Extracted records>
-- Opening Marker --
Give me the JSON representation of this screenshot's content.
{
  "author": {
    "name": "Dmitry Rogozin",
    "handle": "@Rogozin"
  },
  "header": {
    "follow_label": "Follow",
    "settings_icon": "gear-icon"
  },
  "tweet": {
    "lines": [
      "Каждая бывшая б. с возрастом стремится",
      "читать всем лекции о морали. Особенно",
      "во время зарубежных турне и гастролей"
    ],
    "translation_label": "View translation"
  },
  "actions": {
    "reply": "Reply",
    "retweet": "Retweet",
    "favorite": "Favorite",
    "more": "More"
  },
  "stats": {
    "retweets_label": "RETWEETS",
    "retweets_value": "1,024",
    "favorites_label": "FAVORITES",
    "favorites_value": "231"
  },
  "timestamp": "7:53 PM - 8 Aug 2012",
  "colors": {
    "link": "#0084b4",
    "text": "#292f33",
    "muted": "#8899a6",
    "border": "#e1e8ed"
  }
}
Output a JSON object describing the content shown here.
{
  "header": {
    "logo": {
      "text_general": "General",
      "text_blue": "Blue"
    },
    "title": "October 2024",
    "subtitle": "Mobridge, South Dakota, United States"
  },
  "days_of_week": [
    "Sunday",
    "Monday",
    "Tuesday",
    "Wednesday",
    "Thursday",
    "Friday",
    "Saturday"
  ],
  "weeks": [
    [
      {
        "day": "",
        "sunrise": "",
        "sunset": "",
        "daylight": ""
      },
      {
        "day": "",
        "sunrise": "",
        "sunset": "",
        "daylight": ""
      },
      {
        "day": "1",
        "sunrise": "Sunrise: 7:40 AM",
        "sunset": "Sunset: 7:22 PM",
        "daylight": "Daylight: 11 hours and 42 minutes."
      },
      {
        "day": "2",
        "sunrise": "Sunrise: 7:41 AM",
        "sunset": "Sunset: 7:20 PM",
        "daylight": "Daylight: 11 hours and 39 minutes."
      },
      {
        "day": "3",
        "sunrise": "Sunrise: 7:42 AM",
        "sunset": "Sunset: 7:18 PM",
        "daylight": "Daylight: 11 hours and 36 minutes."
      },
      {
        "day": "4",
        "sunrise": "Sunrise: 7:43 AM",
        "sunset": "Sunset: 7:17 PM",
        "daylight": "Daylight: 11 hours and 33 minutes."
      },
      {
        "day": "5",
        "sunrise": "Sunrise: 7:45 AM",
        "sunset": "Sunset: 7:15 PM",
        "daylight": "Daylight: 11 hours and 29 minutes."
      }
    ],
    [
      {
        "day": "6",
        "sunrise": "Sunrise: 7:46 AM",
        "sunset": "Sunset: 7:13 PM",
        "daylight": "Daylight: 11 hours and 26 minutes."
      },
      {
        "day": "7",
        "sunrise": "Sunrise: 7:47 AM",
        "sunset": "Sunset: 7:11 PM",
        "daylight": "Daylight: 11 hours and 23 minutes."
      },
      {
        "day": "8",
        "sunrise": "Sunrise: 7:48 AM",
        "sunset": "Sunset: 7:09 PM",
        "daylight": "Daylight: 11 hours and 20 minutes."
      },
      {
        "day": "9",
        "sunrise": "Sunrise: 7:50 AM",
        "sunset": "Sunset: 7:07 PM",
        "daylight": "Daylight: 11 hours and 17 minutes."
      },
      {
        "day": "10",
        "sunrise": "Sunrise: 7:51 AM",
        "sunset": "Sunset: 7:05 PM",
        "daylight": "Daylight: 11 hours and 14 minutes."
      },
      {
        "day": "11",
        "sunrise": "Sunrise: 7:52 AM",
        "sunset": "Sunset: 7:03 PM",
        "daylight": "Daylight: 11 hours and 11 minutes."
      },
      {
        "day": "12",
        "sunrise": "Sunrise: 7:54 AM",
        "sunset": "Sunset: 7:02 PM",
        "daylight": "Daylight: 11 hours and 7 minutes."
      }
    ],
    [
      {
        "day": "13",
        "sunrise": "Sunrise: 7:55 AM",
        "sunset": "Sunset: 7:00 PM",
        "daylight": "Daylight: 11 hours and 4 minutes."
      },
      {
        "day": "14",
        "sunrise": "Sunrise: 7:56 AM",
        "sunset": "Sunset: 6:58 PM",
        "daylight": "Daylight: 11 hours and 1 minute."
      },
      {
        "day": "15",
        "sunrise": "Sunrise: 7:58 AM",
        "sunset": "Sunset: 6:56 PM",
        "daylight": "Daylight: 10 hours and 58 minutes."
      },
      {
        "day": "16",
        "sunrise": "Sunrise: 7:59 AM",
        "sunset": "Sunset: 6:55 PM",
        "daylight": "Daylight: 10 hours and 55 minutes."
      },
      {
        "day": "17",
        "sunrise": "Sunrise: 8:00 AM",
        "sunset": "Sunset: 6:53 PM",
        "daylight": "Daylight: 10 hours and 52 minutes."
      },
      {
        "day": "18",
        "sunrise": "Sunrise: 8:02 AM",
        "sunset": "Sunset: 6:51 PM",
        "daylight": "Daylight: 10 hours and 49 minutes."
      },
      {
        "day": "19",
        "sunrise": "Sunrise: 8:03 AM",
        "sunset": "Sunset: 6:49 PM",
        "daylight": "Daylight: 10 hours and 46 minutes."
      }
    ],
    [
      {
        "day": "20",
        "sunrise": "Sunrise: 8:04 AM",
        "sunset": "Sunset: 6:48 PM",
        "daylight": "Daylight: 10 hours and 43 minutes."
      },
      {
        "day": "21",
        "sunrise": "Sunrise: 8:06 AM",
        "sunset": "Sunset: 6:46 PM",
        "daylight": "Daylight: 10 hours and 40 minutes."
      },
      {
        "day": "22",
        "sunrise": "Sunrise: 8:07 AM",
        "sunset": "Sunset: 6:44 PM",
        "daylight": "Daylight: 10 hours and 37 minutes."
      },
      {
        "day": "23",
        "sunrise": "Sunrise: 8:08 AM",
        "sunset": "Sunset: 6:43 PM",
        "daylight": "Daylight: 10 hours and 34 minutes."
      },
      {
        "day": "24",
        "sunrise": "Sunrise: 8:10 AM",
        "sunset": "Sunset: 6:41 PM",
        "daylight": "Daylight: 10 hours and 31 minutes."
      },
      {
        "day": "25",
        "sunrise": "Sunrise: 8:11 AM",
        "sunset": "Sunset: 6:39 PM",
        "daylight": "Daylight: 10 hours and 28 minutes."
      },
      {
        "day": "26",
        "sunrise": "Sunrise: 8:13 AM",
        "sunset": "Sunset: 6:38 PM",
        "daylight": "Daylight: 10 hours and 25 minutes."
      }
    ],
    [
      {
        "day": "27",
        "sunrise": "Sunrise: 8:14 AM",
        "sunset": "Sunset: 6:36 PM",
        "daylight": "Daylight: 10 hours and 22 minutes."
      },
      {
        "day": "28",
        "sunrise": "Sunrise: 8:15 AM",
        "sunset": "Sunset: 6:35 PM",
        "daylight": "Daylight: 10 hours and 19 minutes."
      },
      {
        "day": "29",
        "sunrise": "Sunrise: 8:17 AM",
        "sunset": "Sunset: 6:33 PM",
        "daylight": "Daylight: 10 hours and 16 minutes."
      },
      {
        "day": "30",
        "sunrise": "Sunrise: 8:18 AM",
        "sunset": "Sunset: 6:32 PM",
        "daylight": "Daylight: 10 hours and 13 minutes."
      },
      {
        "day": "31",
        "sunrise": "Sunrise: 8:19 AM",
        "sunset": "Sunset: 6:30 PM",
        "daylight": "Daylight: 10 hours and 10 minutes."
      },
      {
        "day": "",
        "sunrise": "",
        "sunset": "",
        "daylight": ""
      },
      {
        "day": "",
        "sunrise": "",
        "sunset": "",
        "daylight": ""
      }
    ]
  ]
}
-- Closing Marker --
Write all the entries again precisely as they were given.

Give me the JSON representation of this screenshot's content.
{
  "author": {
    "name": "Dmitry Rogozin",
    "handle": "@Rogozin"
  },
  "header": {
    "follow_label": "Follow",
    "settings_icon": "gear-icon"
  },
  "tweet": {
    "lines": [
      "Каждая бывшая б. с возрастом стремится",
      "читать всем лекции о морали. Особенно",
      "во время зарубежных турне и гастролей"
    ],
    "translation_label": "View translation"
  },
  "actions": {
    "reply": "Reply",
    "retweet": "Retweet",
    "favorite": "Favorite",
    "more": "More"
  },
  "stats": {
    "retweets_label": "RETWEETS",
    "retweets_value": "1,024",
    "favorites_label": "FAVORITES",
    "favorites_value": "231"
  },
  "timestamp": "7:53 PM - 8 Aug 2012",
  "colors": {
    "link": "#0084b4",
    "text": "#292f33",
    "muted": "#8899a6",
    "border": "#e1e8ed"
  }
}
Output a JSON object describing the content shown here.
{
  "header": {
    "logo": {
      "text_general": "General",
      "text_blue": "Blue"
    },
    "title": "October 2024",
    "subtitle": "Mobridge, South Dakota, United States"
  },
  "days_of_week": [
    "Sunday",
    "Monday",
    "Tuesday",
    "Wednesday",
    "Thursday",
    "Friday",
    "Saturday"
  ],
  "weeks": [
    [
      {
        "day": "",
        "sunrise": "",
        "sunset": "",
        "daylight": ""
      },
      {
        "day": "",
        "sunrise": "",
        "sunset": "",
        "daylight": ""
      },
      {
        "day": "1",
        "sunrise": "Sunrise: 7:40 AM",
        "sunset": "Sunset: 7:22 PM",
        "daylight": "Daylight: 11 hours and 42 minutes."
      },
      {
        "day": "2",
        "sunrise": "Sunrise: 7:41 AM",
        "sunset": "Sunset: 7:20 PM",
        "daylight": "Daylight: 11 hours and 39 minutes."
      },
      {
        "day": "3",
        "sunrise": "Sunrise: 7:42 AM",
        "sunset": "Sunset: 7:18 PM",
        "daylight": "Daylight: 11 hours and 36 minutes."
      },
      {
        "day": "4",
        "sunrise": "Sunrise: 7:43 AM",
        "sunset": "Sunset: 7:17 PM",
        "daylight": "Daylight: 11 hours and 33 minutes."
      },
      {
        "day": "5",
        "sunrise": "Sunrise: 7:45 AM",
        "sunset": "Sunset: 7:15 PM",
        "daylight": "Daylight: 11 hours and 29 minutes."
      }
    ],
    [
      {
        "day": "6",
        "sunrise": "Sunrise: 7:46 AM",
        "sunset": "Sunset: 7:13 PM",
        "daylight": "Daylight: 11 hours and 26 minutes."
      },
      {
        "day": "7",
        "sunrise": "Sunrise: 7:47 AM",
        "sunset": "Sunset: 7:11 PM",
        "daylight": "Daylight: 11 hours and 23 minutes."
      },
      {
        "day": "8",
        "sunrise": "Sunrise: 7:48 AM",
        "sunset": "Sunset: 7:09 PM",
        "daylight": "Daylight: 11 hours and 20 minutes."
      },
      {
        "day": "9",
        "sunrise": "Sunrise: 7:50 AM",
        "sunset": "Sunset: 7:07 PM",
        "daylight": "Daylight: 11 hours and 17 minutes."
      },
      {
        "day": "10",
        "sunrise": "Sunrise: 7:51 AM",
        "sunset": "Sunset: 7:05 PM",
        "daylight": "Daylight: 11 hours and 14 minutes."
      },
      {
        "day": "11",
        "sunrise": "Sunrise: 7:52 AM",
        "sunset": "Sunset: 7:03 PM",
        "daylight": "Daylight: 11 hours and 11 minutes."
      },
      {
        "day": "12",
        "sunrise": "Sunrise: 7:54 AM",
        "sunset": "Sunset: 7:02 PM",
        "daylight": "Daylight: 11 hours and 7 minutes."
      }
    ],
    [
      {
        "day": "13",
        "sunrise": "Sunrise: 7:55 AM",
        "sunset": "Sunset: 7:00 PM",
        "daylight": "Daylight: 11 hours and 4 minutes."
      },
      {
        "day": "14",
        "sunrise": "Sunrise: 7:56 AM",
        "sunset": "Sunset: 6:58 PM",
        "daylight": "Daylight: 11 hours and 1 minute."
      },
      {
        "day": "15",
        "sunrise": "Sunrise: 7:58 AM",
        "sunset": "Sunset: 6:56 PM",
        "daylight": "Daylight: 10 hours and 58 minutes."
      },
      {
        "day": "16",
        "sunrise": "Sunrise: 7:59 AM",
        "sunset": "Sunset: 6:55 PM",
        "daylight": "Daylight: 10 hours and 55 minutes."
      },
      {
        "day": "17",
        "sunrise": "Sunrise: 8:00 AM",
        "sunset": "Sunset: 6:53 PM",
        "daylight": "Daylight: 10 hours and 52 minutes."
      },
      {
        "day": "18",
        "sunrise": "Sunrise: 8:02 AM",
        "sunset": "Sunset: 6:51 PM",
        "daylight": "Daylight: 10 hours and 49 minutes."
      },
      {
        "day": "19",
        "sunrise": "Sunrise: 8:03 AM",
        "sunset": "Sunset: 6:49 PM",
        "daylight": "Daylight: 10 hours and 46 minutes."
      }
    ],
    [
      {
        "day": "20",
        "sunrise": "Sunrise: 8:04 AM",
        "sunset": "Sunset: 6:48 PM",
        "daylight": "Daylight: 10 hours and 43 minutes."
      },
      {
        "day": "21",
        "sunrise": "Sunrise: 8:06 AM",
        "sunset": "Sunset: 6:46 PM",
        "daylight": "Daylight: 10 hours and 40 minutes."
      },
      {
        "day": "22",
        "sunrise": "Sunrise: 8:07 AM",
        "sunset": "Sunset: 6:44 PM",
        "daylight": "Daylight: 10 hours and 37 minutes."
      },
      {
        "day": "23",
        "sunrise": "Sunrise: 8:08 AM",
        "sunset": "Sunset: 6:43 PM",
        "daylight": "Daylight: 10 hours and 34 minutes."
      },
      {
        "day": "24",
        "sunrise": "Sunrise: 8:10 AM",
        "sunset": "Sunset: 6:41 PM",
        "daylight": "Daylight: 10 hours and 31 minutes."
      },
      {
        "day": "25",
        "sunrise": "Sunrise: 8:11 AM",
        "sunset": "Sunset: 6:39 PM",
        "daylight": "Daylight: 10 hours and 28 minutes."
      },
      {
        "day": "26",
        "sunrise": "Sunrise: 8:13 AM",
        "sunset": "Sunset: 6:38 PM",
        "daylight": "Daylight: 10 hours and 25 minutes."
      }
    ],
    [
      {
        "day": "27",
        "sunrise": "Sunrise: 8:14 AM",
        "sunset": "Sunset: 6:36 PM",
        "daylight": "Daylight: 10 hours and 22 minutes."
      },
      {
        "day": "28",
        "sunrise": "Sunrise: 8:15 AM",
        "sunset": "Sunset: 6:35 PM",
        "daylight": "Daylight: 10 hours and 19 minutes."
      },
      {
        "day": "29",
        "sunrise": "Sunrise: 8:17 AM",
        "sunset": "Sunset: 6:33 PM",
        "daylight": "Daylight: 10 hours and 16 minutes."
      },
      {
        "day": "30",
        "sunrise": "Sunrise: 8:18 AM",
        "sunset": "Sunset: 6:32 PM",
        "daylight": "Daylight: 10 hours and 13 minutes."
      },
      {
        "day": "31",
        "sunrise": "Sunrise: 8:19 AM",
        "sunset": "Sunset: 6:30 PM",
        "daylight": "Daylight: 10 hours and 10 minutes."
      },
      {
        "day": "",
        "sunrise": "",
        "sunset": "",
        "daylight": ""
      },
      {
        "day": "",
        "sunrise": "",
        "sunset": "",
        "daylight": ""
      }
    ]
  ]
}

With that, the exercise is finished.